Equation (9.1) is of limited value in practice because
it concerns infinitelength sequences and continuousvalued
frequency. The theory of stationary processes
can be adapted to finitelength timerecords if we use the
discrete Fourier transform in place of the
Fourier transform. The concept of stationarity changes
to circularstationarity.
Analogous to the WienerKinchine theorem (9.1),
the circular power spectrum is defined using the DFT pair

(9.2) 
where
is the circular ACF

(9.3) 
where means modulo.
For a periodic process that has a circular ACF, a circularly
stationary process, the circular power spectrum is also defined by

(9.4) 
where is the sample DFT of the length sequence ,

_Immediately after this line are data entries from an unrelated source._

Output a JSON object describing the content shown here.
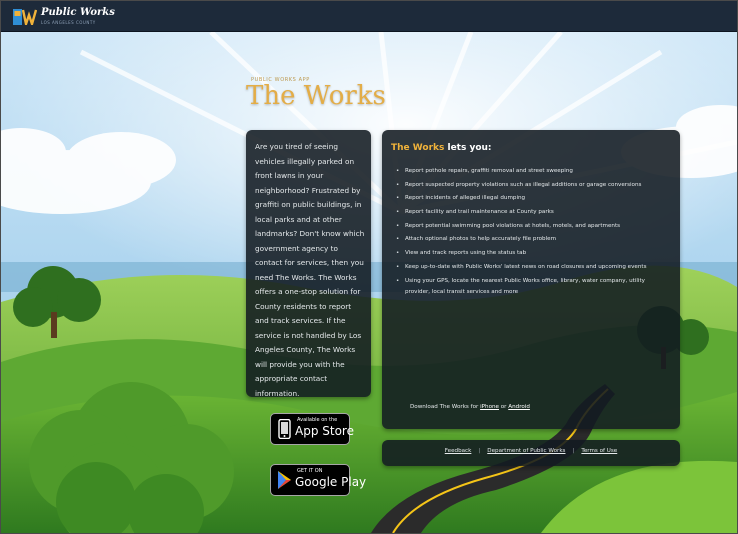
{
  "header": {
    "brand_name": "Public Works",
    "brand_subtitle": "LOS ANGELES COUNTY"
  },
  "hero": {
    "kicker": "PUBLIC WORKS APP",
    "title": "The Works"
  },
  "intro": {
    "text": "Are you tired of seeing vehicles illegally parked on front lawns in your neighborhood? Frustrated by graffiti on public buildings, in local parks and at other landmarks? Don't know which government agency to contact for services, then you need The Works. The Works offers a one-stop solution for County residents to report and track services. If the service is not handled by Los Angeles County, The Works will provide you with the appropriate contact information."
  },
  "features": {
    "heading_accent": "The Works",
    "heading_rest": " lets you:",
    "items": [
      "Report pothole repairs, graffiti removal and street sweeping",
      "Report suspected property violations such as illegal additions or garage conversions",
      "Report incidents of alleged illegal dumping",
      "Report facility and trail maintenance at County parks",
      "Report potential swimming pool violations at hotels, motels, and apartments",
      "Attach optional photos to help accurately file problem",
      "View and track reports using the status tab",
      "Keep up-to-date with Public Works' latest news on road closures and upcoming events",
      "Using your GPS, locate the nearest Public Works office, library, water company, utility provider, local transit services and more"
    ],
    "download_prefix": "Download The Works for ",
    "download_iphone": "iPhone",
    "download_mid": " or ",
    "download_android": "Android"
  },
  "footer": {
    "links": [
      "Feedback",
      "Department of Public Works",
      "Terms of Use"
    ],
    "separator": "|"
  },
  "badges": {
    "apple_small": "Available on the",
    "apple_big": "App Store",
    "google_small": "GET IT ON",
    "google_big": "Google Play"
  },
  "colors": {
    "topbar": "#1d2a3a",
    "panel": "#121a21",
    "accent": "#f0b23a",
    "title_gold": "#e3ad47",
    "road": "#2b2b2b",
    "road_line": "#f5c518"
  }
}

(9.5) 
Note that the circular power spectrum is the
expected value of the magnitudesquared DFT bins and is defined only at
the discrete DFT frequencies
Each stationary process can be approximated by a circularly stationary process whose circular power spectral
values are the same as the power spectrum values of the stationary process.
Unfortunately, if , the ACF of the stationary process
will be infinite in length because the output process has passed through
an infinite impulse response (IIR) filter.
So, the ACF, which is infinite, cannot be represented by the circular ACF.
However, as long as the ACF of the original process dies to zero prior to lag ,
the circular ACF will equal the original ACF over the first lags (See Figure 9.2).
By using circularly stationary processes as approximations
to stationary processes, we can obtain very efficient and tractable results
for PDF analysis and feature design.
Baggenstoss
20170519